Data about app and page elements:
┄┄┄┄┄┄┄┄┄┄

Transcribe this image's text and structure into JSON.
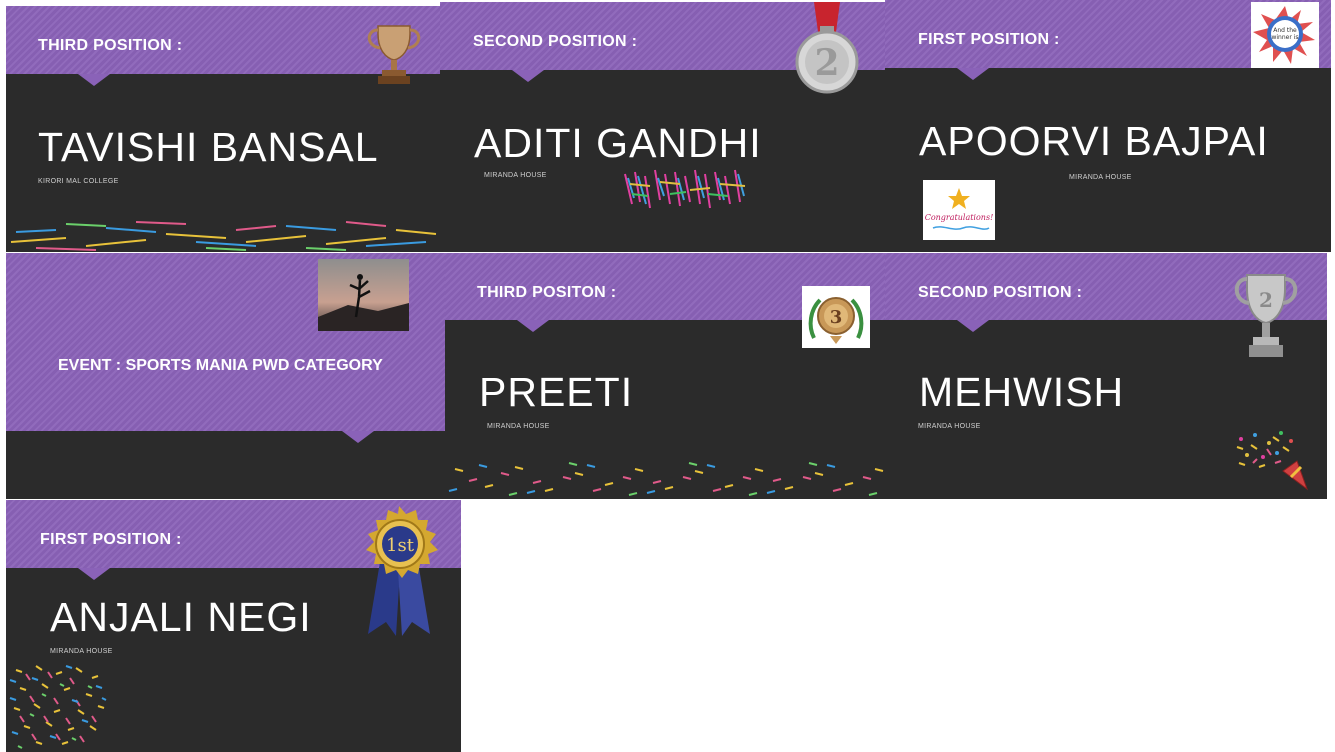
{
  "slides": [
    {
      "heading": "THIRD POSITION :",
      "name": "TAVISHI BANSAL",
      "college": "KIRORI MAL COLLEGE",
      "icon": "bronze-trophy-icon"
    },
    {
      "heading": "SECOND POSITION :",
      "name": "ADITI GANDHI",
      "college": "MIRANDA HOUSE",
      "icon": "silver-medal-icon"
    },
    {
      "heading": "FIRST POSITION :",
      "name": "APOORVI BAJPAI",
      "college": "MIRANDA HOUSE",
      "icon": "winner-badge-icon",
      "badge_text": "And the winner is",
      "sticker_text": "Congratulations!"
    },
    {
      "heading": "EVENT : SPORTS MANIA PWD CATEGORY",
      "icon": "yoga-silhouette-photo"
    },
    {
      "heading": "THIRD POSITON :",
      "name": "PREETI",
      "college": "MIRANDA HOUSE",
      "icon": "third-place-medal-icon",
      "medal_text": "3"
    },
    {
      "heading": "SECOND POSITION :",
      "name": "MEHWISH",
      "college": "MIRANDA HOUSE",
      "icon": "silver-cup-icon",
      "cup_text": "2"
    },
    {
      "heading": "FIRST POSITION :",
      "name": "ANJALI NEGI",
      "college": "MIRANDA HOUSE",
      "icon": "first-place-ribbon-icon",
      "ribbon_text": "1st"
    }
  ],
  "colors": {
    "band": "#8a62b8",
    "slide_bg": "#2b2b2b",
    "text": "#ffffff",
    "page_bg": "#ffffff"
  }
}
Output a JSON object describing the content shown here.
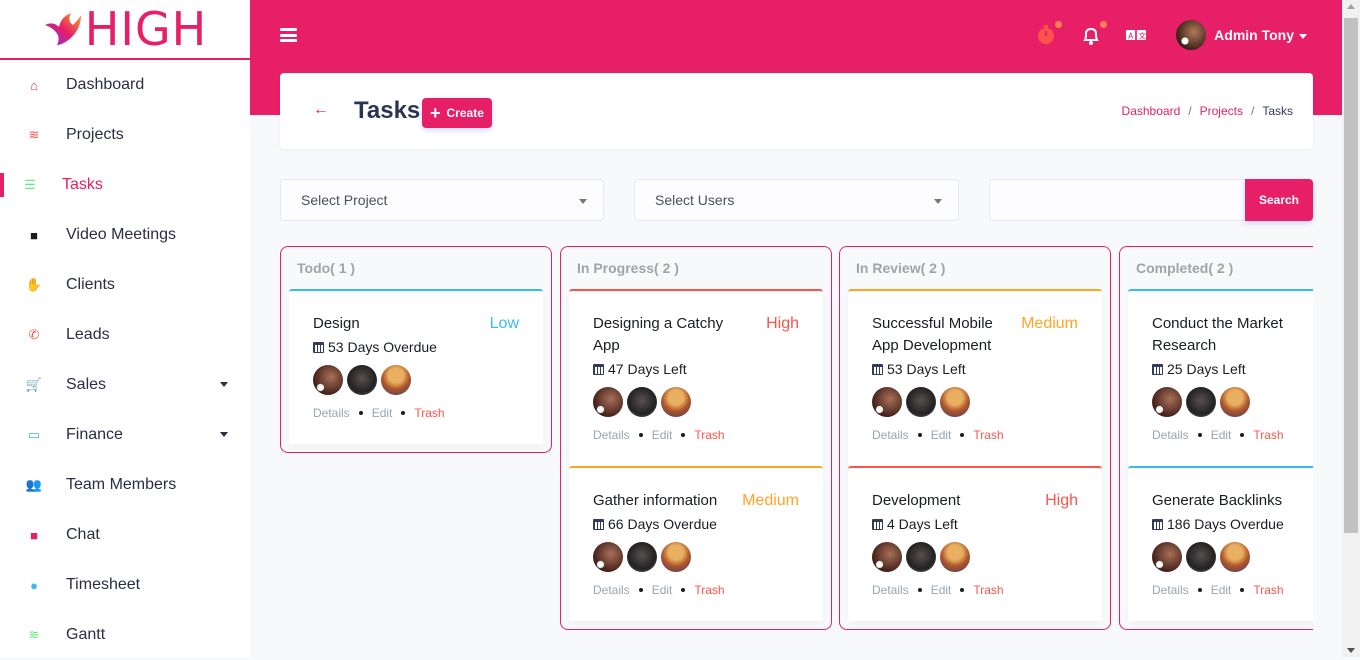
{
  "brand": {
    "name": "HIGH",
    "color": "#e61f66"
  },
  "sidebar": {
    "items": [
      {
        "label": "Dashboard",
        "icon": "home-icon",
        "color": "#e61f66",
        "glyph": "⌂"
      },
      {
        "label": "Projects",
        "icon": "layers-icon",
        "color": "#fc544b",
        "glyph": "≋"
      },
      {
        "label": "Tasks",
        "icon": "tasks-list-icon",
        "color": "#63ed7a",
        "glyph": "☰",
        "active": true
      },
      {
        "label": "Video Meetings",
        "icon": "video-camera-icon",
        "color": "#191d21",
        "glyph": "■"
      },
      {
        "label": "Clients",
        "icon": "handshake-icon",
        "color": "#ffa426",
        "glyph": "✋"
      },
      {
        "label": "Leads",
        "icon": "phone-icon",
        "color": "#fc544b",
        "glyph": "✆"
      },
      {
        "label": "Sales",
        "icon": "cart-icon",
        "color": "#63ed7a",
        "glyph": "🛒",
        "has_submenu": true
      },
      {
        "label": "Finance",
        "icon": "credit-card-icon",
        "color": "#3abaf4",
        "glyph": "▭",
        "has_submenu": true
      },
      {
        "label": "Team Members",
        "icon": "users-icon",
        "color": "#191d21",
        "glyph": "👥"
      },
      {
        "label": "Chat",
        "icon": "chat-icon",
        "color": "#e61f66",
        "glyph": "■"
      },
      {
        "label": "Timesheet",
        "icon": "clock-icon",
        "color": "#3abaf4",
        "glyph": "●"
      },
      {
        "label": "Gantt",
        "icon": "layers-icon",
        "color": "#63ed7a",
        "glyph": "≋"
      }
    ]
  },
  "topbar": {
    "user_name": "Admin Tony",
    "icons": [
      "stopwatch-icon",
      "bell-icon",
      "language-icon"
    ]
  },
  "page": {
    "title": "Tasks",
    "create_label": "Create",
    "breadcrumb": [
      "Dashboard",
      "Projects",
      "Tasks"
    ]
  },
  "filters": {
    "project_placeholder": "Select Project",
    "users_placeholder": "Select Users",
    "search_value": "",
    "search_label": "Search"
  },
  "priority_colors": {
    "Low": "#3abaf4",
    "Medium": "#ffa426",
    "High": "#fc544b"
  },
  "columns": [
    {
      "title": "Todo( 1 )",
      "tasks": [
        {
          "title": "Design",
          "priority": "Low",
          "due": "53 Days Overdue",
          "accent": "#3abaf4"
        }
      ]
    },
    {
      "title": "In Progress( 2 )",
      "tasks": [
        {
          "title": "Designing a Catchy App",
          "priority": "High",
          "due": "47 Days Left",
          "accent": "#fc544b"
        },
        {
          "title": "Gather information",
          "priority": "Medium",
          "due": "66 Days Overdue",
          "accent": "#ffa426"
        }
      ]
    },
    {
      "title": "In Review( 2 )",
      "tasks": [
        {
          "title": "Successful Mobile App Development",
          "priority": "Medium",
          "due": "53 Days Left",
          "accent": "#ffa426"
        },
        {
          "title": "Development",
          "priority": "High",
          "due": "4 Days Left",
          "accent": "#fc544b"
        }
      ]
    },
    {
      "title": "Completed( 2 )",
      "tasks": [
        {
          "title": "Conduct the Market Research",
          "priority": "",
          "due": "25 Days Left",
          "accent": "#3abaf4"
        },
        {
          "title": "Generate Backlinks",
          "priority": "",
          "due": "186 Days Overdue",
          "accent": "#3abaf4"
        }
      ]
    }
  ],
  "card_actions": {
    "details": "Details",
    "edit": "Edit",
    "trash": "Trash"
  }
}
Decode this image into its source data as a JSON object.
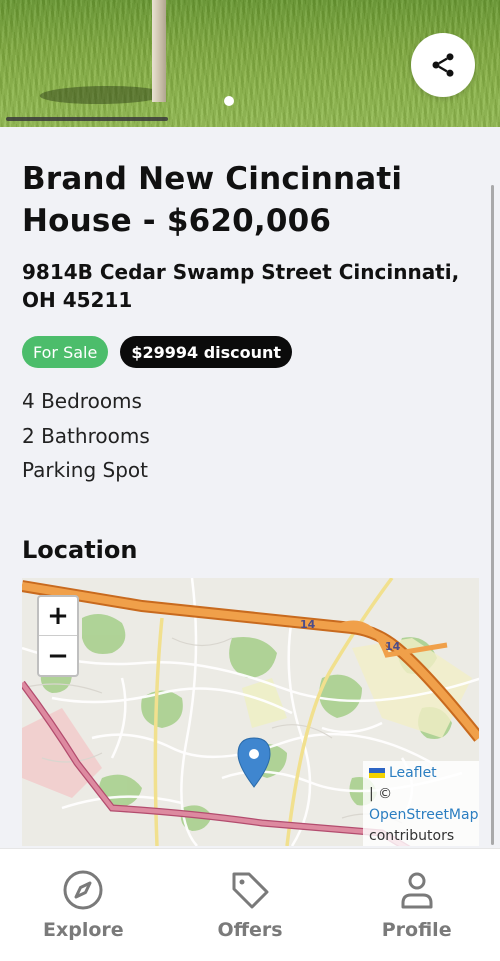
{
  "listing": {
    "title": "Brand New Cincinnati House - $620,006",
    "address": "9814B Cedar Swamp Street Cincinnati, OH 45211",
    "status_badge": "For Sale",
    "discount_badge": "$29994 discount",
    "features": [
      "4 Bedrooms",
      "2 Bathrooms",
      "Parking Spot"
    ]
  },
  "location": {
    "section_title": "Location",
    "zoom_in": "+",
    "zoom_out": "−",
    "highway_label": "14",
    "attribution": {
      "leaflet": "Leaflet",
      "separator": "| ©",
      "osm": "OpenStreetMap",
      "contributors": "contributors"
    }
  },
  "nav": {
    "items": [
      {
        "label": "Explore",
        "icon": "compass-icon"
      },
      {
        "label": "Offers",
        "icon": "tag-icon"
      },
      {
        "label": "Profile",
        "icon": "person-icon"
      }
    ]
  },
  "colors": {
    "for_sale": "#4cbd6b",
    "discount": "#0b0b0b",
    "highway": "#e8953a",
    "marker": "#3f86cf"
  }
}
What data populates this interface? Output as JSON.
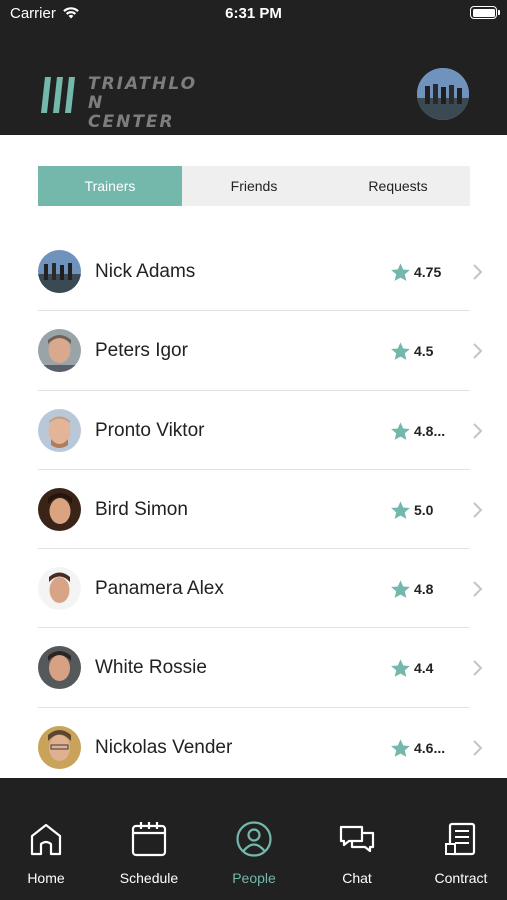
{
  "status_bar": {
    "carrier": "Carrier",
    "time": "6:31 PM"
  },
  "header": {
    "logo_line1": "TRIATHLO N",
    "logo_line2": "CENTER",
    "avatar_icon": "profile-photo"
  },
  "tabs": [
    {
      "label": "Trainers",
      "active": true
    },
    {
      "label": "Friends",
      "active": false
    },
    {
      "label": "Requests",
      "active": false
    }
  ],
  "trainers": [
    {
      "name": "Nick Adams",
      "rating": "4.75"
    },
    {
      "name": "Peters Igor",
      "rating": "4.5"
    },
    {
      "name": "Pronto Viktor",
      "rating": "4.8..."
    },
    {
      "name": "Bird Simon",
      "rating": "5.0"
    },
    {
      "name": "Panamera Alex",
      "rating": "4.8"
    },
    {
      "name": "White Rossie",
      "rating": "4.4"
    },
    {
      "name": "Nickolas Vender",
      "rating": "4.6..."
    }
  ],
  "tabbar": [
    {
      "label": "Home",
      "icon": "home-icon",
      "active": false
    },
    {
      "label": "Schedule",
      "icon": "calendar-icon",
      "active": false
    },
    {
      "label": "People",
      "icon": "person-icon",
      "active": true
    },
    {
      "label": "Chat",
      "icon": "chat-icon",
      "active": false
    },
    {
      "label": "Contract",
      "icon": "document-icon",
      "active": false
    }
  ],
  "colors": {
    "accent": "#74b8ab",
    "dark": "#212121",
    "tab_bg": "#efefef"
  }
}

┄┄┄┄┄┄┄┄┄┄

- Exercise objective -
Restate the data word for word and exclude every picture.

- Task result -
Transcribe this image's text and structure into JSON.
{
  "slides": [
    {
      "heading": "THIRD POSITION :",
      "name": "TAVISHI BANSAL",
      "college": "KIRORI MAL COLLEGE",
      "icon": "bronze-trophy-icon"
    },
    {
      "heading": "SECOND POSITION :",
      "name": "ADITI GANDHI",
      "college": "MIRANDA HOUSE",
      "icon": "silver-medal-icon"
    },
    {
      "heading": "FIRST POSITION :",
      "name": "APOORVI BAJPAI",
      "college": "MIRANDA HOUSE",
      "icon": "winner-badge-icon",
      "badge_text": "And the winner is",
      "sticker_text": "Congratulations!"
    },
    {
      "heading": "EVENT : SPORTS MANIA PWD CATEGORY",
      "icon": "yoga-silhouette-photo"
    },
    {
      "heading": "THIRD POSITON :",
      "name": "PREETI",
      "college": "MIRANDA HOUSE",
      "icon": "third-place-medal-icon",
      "medal_text": "3"
    },
    {
      "heading": "SECOND POSITION :",
      "name": "MEHWISH",
      "college": "MIRANDA HOUSE",
      "icon": "silver-cup-icon",
      "cup_text": "2"
    },
    {
      "heading": "FIRST POSITION :",
      "name": "ANJALI NEGI",
      "college": "MIRANDA HOUSE",
      "icon": "first-place-ribbon-icon",
      "ribbon_text": "1st"
    }
  ],
  "colors": {
    "band": "#8a62b8",
    "slide_bg": "#2b2b2b",
    "text": "#ffffff",
    "page_bg": "#ffffff"
  }
}
Output a JSON object describing the content shown here.
{
  "brand": {
    "name": "HIGH",
    "color": "#e61f66"
  },
  "sidebar": {
    "items": [
      {
        "label": "Dashboard",
        "icon": "home-icon",
        "color": "#e61f66",
        "glyph": "⌂"
      },
      {
        "label": "Projects",
        "icon": "layers-icon",
        "color": "#fc544b",
        "glyph": "≋"
      },
      {
        "label": "Tasks",
        "icon": "tasks-list-icon",
        "color": "#63ed7a",
        "glyph": "☰",
        "active": true
      },
      {
        "label": "Video Meetings",
        "icon": "video-camera-icon",
        "color": "#191d21",
        "glyph": "■"
      },
      {
        "label": "Clients",
        "icon": "handshake-icon",
        "color": "#ffa426",
        "glyph": "✋"
      },
      {
        "label": "Leads",
        "icon": "phone-icon",
        "color": "#fc544b",
        "glyph": "✆"
      },
      {
        "label": "Sales",
        "icon": "cart-icon",
        "color": "#63ed7a",
        "glyph": "🛒",
        "has_submenu": true
      },
      {
        "label": "Finance",
        "icon": "credit-card-icon",
        "color": "#3abaf4",
        "glyph": "▭",
        "has_submenu": true
      },
      {
        "label": "Team Members",
        "icon": "users-icon",
        "color": "#191d21",
        "glyph": "👥"
      },
      {
        "label": "Chat",
        "icon": "chat-icon",
        "color": "#e61f66",
        "glyph": "■"
      },
      {
        "label": "Timesheet",
        "icon": "clock-icon",
        "color": "#3abaf4",
        "glyph": "●"
      },
      {
        "label": "Gantt",
        "icon": "layers-icon",
        "color": "#63ed7a",
        "glyph": "≋"
      }
    ]
  },
  "topbar": {
    "user_name": "Admin Tony",
    "icons": [
      "stopwatch-icon",
      "bell-icon",
      "language-icon"
    ]
  },
  "page": {
    "title": "Tasks",
    "create_label": "Create",
    "breadcrumb": [
      "Dashboard",
      "Projects",
      "Tasks"
    ]
  },
  "filters": {
    "project_placeholder": "Select Project",
    "users_placeholder": "Select Users",
    "search_value": "",
    "search_label": "Search"
  },
  "priority_colors": {
    "Low": "#3abaf4",
    "Medium": "#ffa426",
    "High": "#fc544b"
  },
  "columns": [
    {
      "title": "Todo( 1 )",
      "tasks": [
        {
          "title": "Design",
          "priority": "Low",
          "due": "53 Days Overdue",
          "accent": "#3abaf4"
        }
      ]
    },
    {
      "title": "In Progress( 2 )",
      "tasks": [
        {
          "title": "Designing a Catchy App",
          "priority": "High",
          "due": "47 Days Left",
          "accent": "#fc544b"
        },
        {
          "title": "Gather information",
          "priority": "Medium",
          "due": "66 Days Overdue",
          "accent": "#ffa426"
        }
      ]
    },
    {
      "title": "In Review( 2 )",
      "tasks": [
        {
          "title": "Successful Mobile App Development",
          "priority": "Medium",
          "due": "53 Days Left",
          "accent": "#ffa426"
        },
        {
          "title": "Development",
          "priority": "High",
          "due": "4 Days Left",
          "accent": "#fc544b"
        }
      ]
    },
    {
      "title": "Completed( 2 )",
      "tasks": [
        {
          "title": "Conduct the Market Research",
          "priority": "",
          "due": "25 Days Left",
          "accent": "#3abaf4"
        },
        {
          "title": "Generate Backlinks",
          "priority": "",
          "due": "186 Days Overdue",
          "accent": "#3abaf4"
        }
      ]
    }
  ],
  "card_actions": {
    "details": "Details",
    "edit": "Edit",
    "trash": "Trash"
  }
}
Decode this image into its source data as a JSON object.
{
  "listing": {
    "title": "Brand New Cincinnati House - $620,006",
    "address": "9814B Cedar Swamp Street Cincinnati, OH 45211",
    "status_badge": "For Sale",
    "discount_badge": "$29994 discount",
    "features": [
      "4 Bedrooms",
      "2 Bathrooms",
      "Parking Spot"
    ]
  },
  "location": {
    "section_title": "Location",
    "zoom_in": "+",
    "zoom_out": "−",
    "highway_label": "14",
    "attribution": {
      "leaflet": "Leaflet",
      "separator": "| ©",
      "osm": "OpenStreetMap",
      "contributors": "contributors"
    }
  },
  "nav": {
    "items": [
      {
        "label": "Explore",
        "icon": "compass-icon"
      },
      {
        "label": "Offers",
        "icon": "tag-icon"
      },
      {
        "label": "Profile",
        "icon": "person-icon"
      }
    ]
  },
  "colors": {
    "for_sale": "#4cbd6b",
    "discount": "#0b0b0b",
    "highway": "#e8953a",
    "marker": "#3f86cf"
  }
}
What data populates this interface? Output as JSON.
{
  "status_bar": {
    "carrier": "Carrier",
    "time": "6:31 PM"
  },
  "header": {
    "logo_line1": "TRIATHLO N",
    "logo_line2": "CENTER",
    "avatar_icon": "profile-photo"
  },
  "tabs": [
    {
      "label": "Trainers",
      "active": true
    },
    {
      "label": "Friends",
      "active": false
    },
    {
      "label": "Requests",
      "active": false
    }
  ],
  "trainers": [
    {
      "name": "Nick Adams",
      "rating": "4.75"
    },
    {
      "name": "Peters Igor",
      "rating": "4.5"
    },
    {
      "name": "Pronto Viktor",
      "rating": "4.8..."
    },
    {
      "name": "Bird Simon",
      "rating": "5.0"
    },
    {
      "name": "Panamera Alex",
      "rating": "4.8"
    },
    {
      "name": "White Rossie",
      "rating": "4.4"
    },
    {
      "name": "Nickolas Vender",
      "rating": "4.6..."
    }
  ],
  "tabbar": [
    {
      "label": "Home",
      "icon": "home-icon",
      "active": false
    },
    {
      "label": "Schedule",
      "icon": "calendar-icon",
      "active": false
    },
    {
      "label": "People",
      "icon": "person-icon",
      "active": true
    },
    {
      "label": "Chat",
      "icon": "chat-icon",
      "active": false
    },
    {
      "label": "Contract",
      "icon": "document-icon",
      "active": false
    }
  ],
  "colors": {
    "accent": "#74b8ab",
    "dark": "#212121",
    "tab_bg": "#efefef"
  }
}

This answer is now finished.